When the final chapter in chavismo is written (and I’m one of the few that think this will happen sooner than most think) one of its most glaring mistakes will be how they sacrificed governance for politics.
We elect governments, in part, because of politics, because of the game they bring to the ring. Many of us choose our leaders to give it to the other side, so to speak, so it’s only natural that, once in power, politicians – politicians that they are – deliver on that. The political games don’t end with the election, the “enemy” is still there even after defeat, and that’s all fair and good.
The problem is that we also elect politicians to serve, to deliver, and to solve problems. When the government becomes all games and no policy – that is where chavismo’s failures are abysmal.
Case in point: the recent Uribana prison riot. After blaming opposition TV station Globovisión for prematurely announcing that prisoners at the jail would be searched for weapons – the Ministry itself was the one who announced the procedure – the government is at it again. This time, Prisons Minister Iris Varela went on the record to say that “she doesn’t discard the possibility that political factors are the ones trying to light up the prisons.”
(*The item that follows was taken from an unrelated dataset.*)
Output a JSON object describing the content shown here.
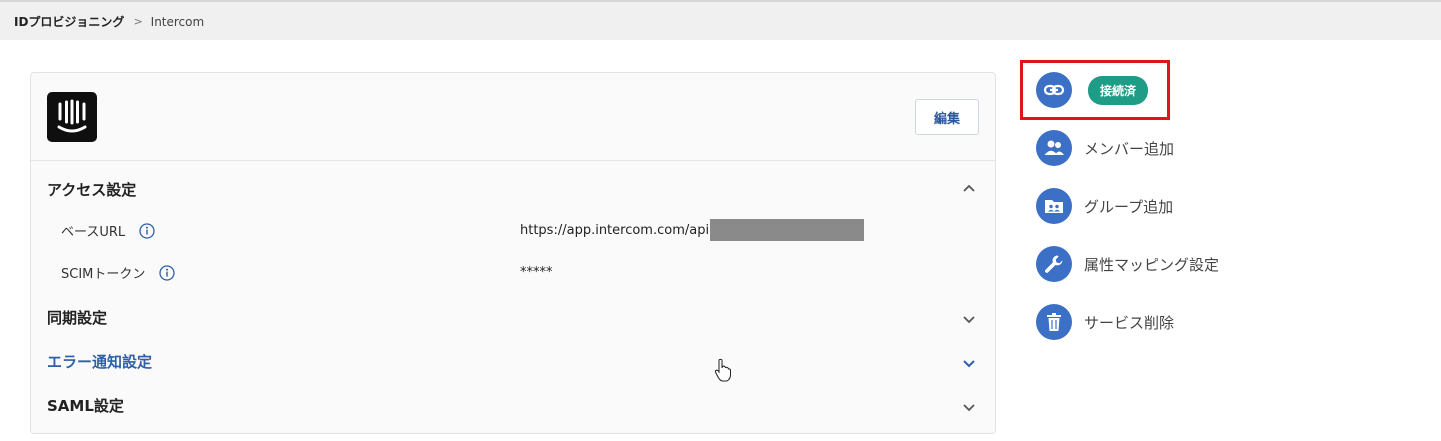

In other words, she is suggesting the opposition is at fault.
Of course, Varela is completely mistaken. Never mind the fact that the opposition has no reason to engage in mass murder – how would we go about doing that, exactly? Do we have access to the prisons? To the guards? Does she not realize that Chávez is a deity among Venezuela’s prison population?
These are just political games the Minister is playing. She has no evidence of what she’s saying, but she lays it out there to plant the association in people’s heads. It’s the same as if we were to say that “we don’t discard” that Minister Varela is engaged in underage prostitution. Or that “we don’t discard” that the chavista commenters that come on this blog are all serial killers.
Instead of talking about the failures at Uribana, instead of formulating a policy, Minister Varela is simply … playing corrosive political games, which is what chavistas excel at, after all. Their radical adherence to political ploys, their strict focus on scoring cheap political points, only underscore how limited they are as individuals, how very basic they are at managing the country, how (why not say it) stupid they really are.
They play a good game. It’s too bad they stink at governing.